Ubisoft really want you to try their online modes and once you do, it’s easy to get sucked in. Achievements online affect your online notoriety score, which can unlock extras, but it also grants you experience to upgrade your skills in the main game (more of that blurring of the line between single and multiplayer). It IS possible to turn the online features off entirely and never have your session infiltrated by another player. However, if you do this, any progress you have made online so far is entirely reset – meaning you don’t get to pick and choose. You’re either online all the time, or you’re offline.
Unfortunately, at the time of writing there are people gaming the system and exploiting a flaw in the system. When you’re hacking or trailing someone else, you are not allowed to harm them in any way, which is fine, you’re trying to avoid being profiled, so staying out of their way is a natural way to act. However, some players have taken to getting themselves killed – by the cops or something similar – just as you’re about to complete the hack. This automatically causes you, the hacker, to lose the round – even if you didn’t touch the other player, you are condemned for their death.
This really cripples the enjoyment of the online modes and needs to be dealt with swiftly by Ubisoft. Hopefully an update and fix is in the works as without this you could end up surrendering a lot of notoriety points just for playing well against a sore loser.
Overall, I was pleasantly surprised by the online features of Watch_Dogs, I didn’t think they would suck me in, but the reasonably seamless transition had me hooked early on – and I just seem to keep going back for more. I relish the opportunity to track down a would be hacker and regularly accept the random online contracts that pop up every so often. It’s definitely different, but well worth your time and attention – once they get that bug fixed.

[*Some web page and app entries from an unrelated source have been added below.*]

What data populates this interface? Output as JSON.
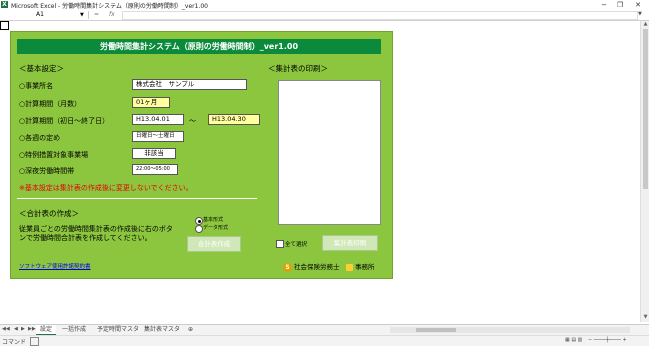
{
  "window": {
    "title": "Microsoft Excel - 労働時間集計システム（原則の労働時間制）_ver1.00",
    "app_icon": "X"
  },
  "window_controls": {
    "minimize": "−",
    "restore": "❐",
    "close": "✕"
  },
  "formula_bar": {
    "name_box": "A1",
    "fx_label": "fx",
    "value": ""
  },
  "panel": {
    "header": "労働時間集計システム（原則の労働時間制）_ver1.00",
    "basic": {
      "section_title": "＜基本設定＞",
      "office_label": "○事業所名",
      "office_value": "株式会社　サンプル",
      "months_label": "○計算期間（月数）",
      "months_value": "01ヶ月",
      "period_label": "○計算期間（初日～終了日）",
      "period_start": "H13.04.01",
      "period_sep": "～",
      "period_end": "H13.04.30",
      "week_label": "○各週の定め",
      "week_value": "日曜日～土曜日",
      "special_label": "○特例措置対象事業場",
      "special_value": "非該当",
      "night_label": "○深夜労働時間帯",
      "night_value": "22:00～05:00",
      "warning": "※基本設定は集計表の作成後に変更しないでください。"
    },
    "total": {
      "section_title": "＜合計表の作成＞",
      "description": "従業員ごとの労働時間集計表の作成後に右のボタンで労働時間合計表を作成してください。",
      "radio_basic": "基本形式",
      "radio_data": "データ形式",
      "create_button": "合計表作成"
    },
    "print": {
      "section_title": "＜集計表の印刷＞",
      "select_all": "全て選択",
      "print_button": "集計表印刷"
    },
    "footer": {
      "link": "ソフトウェア使用許諾契約書",
      "logo_sharoushi": "社会保険労務士",
      "logo_office": "事務所"
    }
  },
  "sheet_tabs": [
    "設定",
    "一括作成",
    "予定時間マスタ",
    "集計表マスタ"
  ],
  "status": {
    "mode": "コマンド"
  },
  "colors": {
    "panel": "#8cc63f",
    "header": "#0a8a3a",
    "warning": "#e60000"
  }
}
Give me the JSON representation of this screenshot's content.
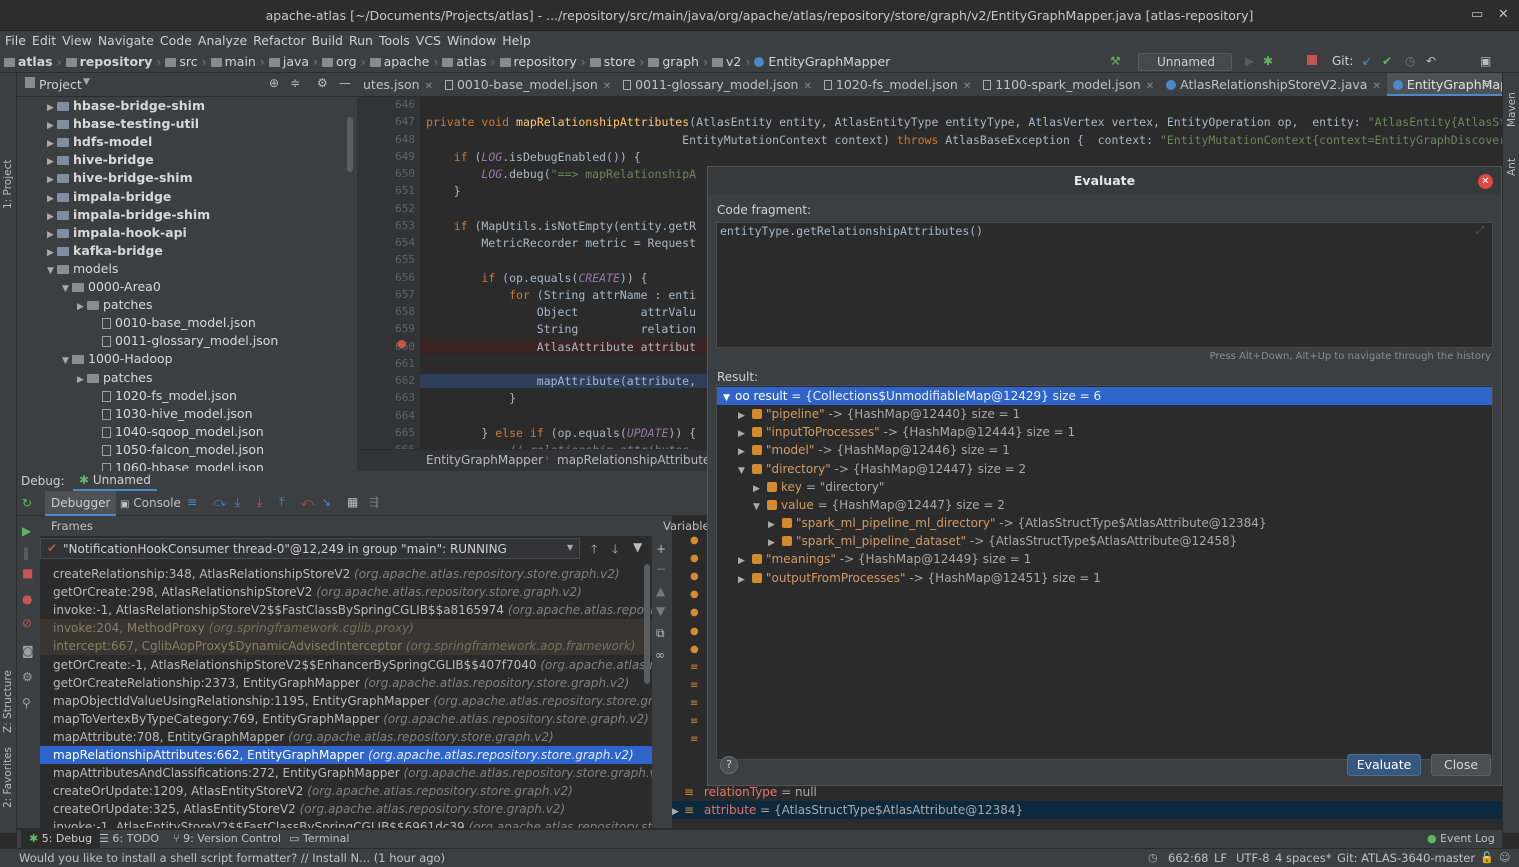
{
  "window": {
    "title": "apache-atlas [~/Documents/Projects/atlas] - .../repository/src/main/java/org/apache/atlas/repository/store/graph/v2/EntityGraphMapper.java [atlas-repository]"
  },
  "menu": [
    "File",
    "Edit",
    "View",
    "Navigate",
    "Code",
    "Analyze",
    "Refactor",
    "Build",
    "Run",
    "Tools",
    "VCS",
    "Window",
    "Help"
  ],
  "breadcrumbs": [
    "atlas",
    "repository",
    "src",
    "main",
    "java",
    "org",
    "apache",
    "atlas",
    "repository",
    "store",
    "graph",
    "v2",
    "EntityGraphMapper"
  ],
  "toolbar": {
    "run_config": "Unnamed",
    "git_label": "Git:"
  },
  "project_panel": {
    "title": "Project",
    "items": [
      {
        "label": "hbase-bridge-shim",
        "bold": true
      },
      {
        "label": "hbase-testing-util",
        "bold": true
      },
      {
        "label": "hdfs-model",
        "bold": true
      },
      {
        "label": "hive-bridge",
        "bold": true
      },
      {
        "label": "hive-bridge-shim",
        "bold": true
      },
      {
        "label": "impala-bridge",
        "bold": true
      },
      {
        "label": "impala-bridge-shim",
        "bold": true
      },
      {
        "label": "impala-hook-api",
        "bold": true
      },
      {
        "label": "kafka-bridge",
        "bold": true
      },
      {
        "label": "models",
        "bold": false
      },
      {
        "label": "0000-Area0",
        "bold": false
      },
      {
        "label": "patches",
        "bold": false
      },
      {
        "label": "0010-base_model.json",
        "bold": false
      },
      {
        "label": "0011-glossary_model.json",
        "bold": false
      },
      {
        "label": "1000-Hadoop",
        "bold": false
      },
      {
        "label": "patches",
        "bold": false
      },
      {
        "label": "1020-fs_model.json",
        "bold": false
      },
      {
        "label": "1030-hive_model.json",
        "bold": false
      },
      {
        "label": "1040-sqoop_model.json",
        "bold": false
      },
      {
        "label": "1050-falcon_model.json",
        "bold": false
      },
      {
        "label": "1060-hbase_model.json",
        "bold": false
      }
    ]
  },
  "editor_tabs": [
    "utes.json",
    "0010-base_model.json",
    "0011-glossary_model.json",
    "1020-fs_model.json",
    "1100-spark_model.json",
    "AtlasRelationshipStoreV2.java",
    "EntityGraphMapper.java"
  ],
  "editor": {
    "lines": [
      {
        "n": "646",
        "code": ""
      },
      {
        "n": "647",
        "code": "private void mapRelationshipAttributes(AtlasEntity entity, AtlasEntityType entityType, AtlasVertex vertex, EntityOperation op,  entity: \"AtlasEntity{AtlasStru"
      },
      {
        "n": "648",
        "code": "                                     EntityMutationContext context) throws AtlasBaseException {  context: \"EntityMutationContext{context=EntityGraphDiscoveryC"
      },
      {
        "n": "649",
        "code": "    if (LOG.isDebugEnabled()) {"
      },
      {
        "n": "650",
        "code": "        LOG.debug(\"==> mapRelationshipA"
      },
      {
        "n": "651",
        "code": "    }"
      },
      {
        "n": "652",
        "code": ""
      },
      {
        "n": "653",
        "code": "    if (MapUtils.isNotEmpty(entity.getR"
      },
      {
        "n": "654",
        "code": "        MetricRecorder metric = Request"
      },
      {
        "n": "655",
        "code": ""
      },
      {
        "n": "656",
        "code": "        if (op.equals(CREATE)) {"
      },
      {
        "n": "657",
        "code": "            for (String attrName : enti"
      },
      {
        "n": "658",
        "code": "                Object         attrValu"
      },
      {
        "n": "659",
        "code": "                String         relation"
      },
      {
        "n": "660",
        "code": "                AtlasAttribute attribut"
      },
      {
        "n": "661",
        "code": ""
      },
      {
        "n": "662",
        "code": "                mapAttribute(attribute,"
      },
      {
        "n": "663",
        "code": "            }"
      },
      {
        "n": "664",
        "code": ""
      },
      {
        "n": "665",
        "code": "        } else if (op.equals(UPDATE)) {"
      },
      {
        "n": "666",
        "code": "            // relationship attributes"
      }
    ],
    "breadcrumb": [
      "EntityGraphMapper",
      "mapRelationshipAttribute"
    ]
  },
  "debug": {
    "label": "Debug:",
    "session": "Unnamed",
    "tabs": [
      "Debugger",
      "Console"
    ],
    "frames_label": "Frames",
    "variables_label": "Variables",
    "thread": "\"NotificationHookConsumer thread-0\"@12,249 in group \"main\": RUNNING",
    "frames": [
      {
        "m": "createRelationship:348, AtlasRelationshipStoreV2",
        "p": "(org.apache.atlas.repository.store.graph.v2)",
        "t": "normal"
      },
      {
        "m": "getOrCreate:298, AtlasRelationshipStoreV2",
        "p": "(org.apache.atlas.repository.store.graph.v2)",
        "t": "normal"
      },
      {
        "m": "invoke:-1, AtlasRelationshipStoreV2$$FastClassBySpringCGLIB$$a8165974",
        "p": "(org.apache.atlas.repository.stor",
        "t": "normal"
      },
      {
        "m": "invoke:204, MethodProxy",
        "p": "(org.springframework.cglib.proxy)",
        "t": "lib"
      },
      {
        "m": "intercept:667, CglibAopProxy$DynamicAdvisedInterceptor",
        "p": "(org.springframework.aop.framework)",
        "t": "lib"
      },
      {
        "m": "getOrCreate:-1, AtlasRelationshipStoreV2$$EnhancerBySpringCGLIB$$407f7040",
        "p": "(org.apache.atlas.repositor",
        "t": "normal"
      },
      {
        "m": "getOrCreateRelationship:2373, EntityGraphMapper",
        "p": "(org.apache.atlas.repository.store.graph.v2)",
        "t": "normal"
      },
      {
        "m": "mapObjectIdValueUsingRelationship:1195, EntityGraphMapper",
        "p": "(org.apache.atlas.repository.store.graph.v2)",
        "t": "normal"
      },
      {
        "m": "mapToVertexByTypeCategory:769, EntityGraphMapper",
        "p": "(org.apache.atlas.repository.store.graph.v2)",
        "t": "normal"
      },
      {
        "m": "mapAttribute:708, EntityGraphMapper",
        "p": "(org.apache.atlas.repository.store.graph.v2)",
        "t": "normal"
      },
      {
        "m": "mapRelationshipAttributes:662, EntityGraphMapper",
        "p": "(org.apache.atlas.repository.store.graph.v2)",
        "t": "sel"
      },
      {
        "m": "mapAttributesAndClassifications:272, EntityGraphMapper",
        "p": "(org.apache.atlas.repository.store.graph.v2)",
        "t": "normal"
      },
      {
        "m": "createOrUpdate:1209, AtlasEntityStoreV2",
        "p": "(org.apache.atlas.repository.store.graph.v2)",
        "t": "normal"
      },
      {
        "m": "createOrUpdate:325, AtlasEntityStoreV2",
        "p": "(org.apache.atlas.repository.store.graph.v2)",
        "t": "normal"
      },
      {
        "m": "invoke:-1, AtlasEntityStoreV2$$FastClassBySpringCGLIB$$6961dc39",
        "p": "(org.apache.atlas.repository.store.gra",
        "t": "normal"
      }
    ],
    "vars_bottom": [
      {
        "name": "relationType",
        "val": " = null"
      },
      {
        "name": "attribute",
        "val": " = {AtlasStructType$AtlasAttribute@12384}"
      }
    ]
  },
  "evaluate_dialog": {
    "title": "Evaluate",
    "code_label": "Code fragment:",
    "expression": "entityType.getRelationshipAttributes()",
    "history_hint": "Press Alt+Down, Alt+Up to navigate through the history",
    "result_label": "Result:",
    "result_rows": [
      {
        "indent": 0,
        "arrow": "▼",
        "key": "oo result",
        "rest": " = {Collections$UnmodifiableMap@12429}  size = 6",
        "sel": true
      },
      {
        "indent": 1,
        "arrow": "▶",
        "key": "\"pipeline\"",
        "rest": " -> {HashMap@12440}  size = 1",
        "sel": false
      },
      {
        "indent": 1,
        "arrow": "▶",
        "key": "\"inputToProcesses\"",
        "rest": " -> {HashMap@12444}  size = 1",
        "sel": false
      },
      {
        "indent": 1,
        "arrow": "▶",
        "key": "\"model\"",
        "rest": " -> {HashMap@12446}  size = 1",
        "sel": false
      },
      {
        "indent": 1,
        "arrow": "▼",
        "key": "\"directory\"",
        "rest": " -> {HashMap@12447}  size = 2",
        "sel": false
      },
      {
        "indent": 2,
        "arrow": "▶",
        "key": "key",
        "rest": " = \"directory\"",
        "sel": false
      },
      {
        "indent": 2,
        "arrow": "▼",
        "key": "value",
        "rest": " = {HashMap@12447}  size = 2",
        "sel": false
      },
      {
        "indent": 3,
        "arrow": "▶",
        "key": "\"spark_ml_pipeline_ml_directory\"",
        "rest": " -> {AtlasStructType$AtlasAttribute@12384}",
        "sel": false
      },
      {
        "indent": 3,
        "arrow": "▶",
        "key": "\"spark_ml_pipeline_dataset\"",
        "rest": " -> {AtlasStructType$AtlasAttribute@12458}",
        "sel": false
      },
      {
        "indent": 1,
        "arrow": "▶",
        "key": "\"meanings\"",
        "rest": " -> {HashMap@12449}  size = 1",
        "sel": false
      },
      {
        "indent": 1,
        "arrow": "▶",
        "key": "\"outputFromProcesses\"",
        "rest": " -> {HashMap@12451}  size = 1",
        "sel": false
      }
    ],
    "evaluate_button": "Evaluate",
    "close_button": "Close",
    "help": "?"
  },
  "bottom_tabs": [
    "5: Debug",
    "6: TODO",
    "9: Version Control",
    "Terminal"
  ],
  "event_log": "Event Log",
  "side_labels": {
    "project": "1: Project",
    "structure": "Z: Structure",
    "favorites": "2: Favorites",
    "maven": "Maven",
    "ant": "Ant"
  },
  "status": {
    "message": "Would you like to install a shell script formatter? // Install   N... (1 hour ago)",
    "position": "662:68",
    "line_sep": "LF",
    "encoding": "UTF-8",
    "indent": "4 spaces*",
    "git": "Git: ATLAS-3640-master"
  },
  "colors": {
    "accent": "#2f65ca",
    "editor_bg": "#2b2b2b",
    "panel_bg": "#3c3f41",
    "keyword": "#cc7832",
    "string": "#6a8759"
  }
}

Richard is a father, teacher, gamer and writer. He believes that The Last of Us and Olli Olli 2 are the finest games ever made, feels that the StarWars Saga should only be watched in ‘the Machete order’ and once cleared Legend of Zelda: Ocarina of Time in one sitting. Took him 20 hours, four cups of tea and a sausage roll. You can follow him on twitter @TLOUFactionsMP or @VigilanteSanta and view his occasional twitch outbursts on twitch.tv/spooklebeans.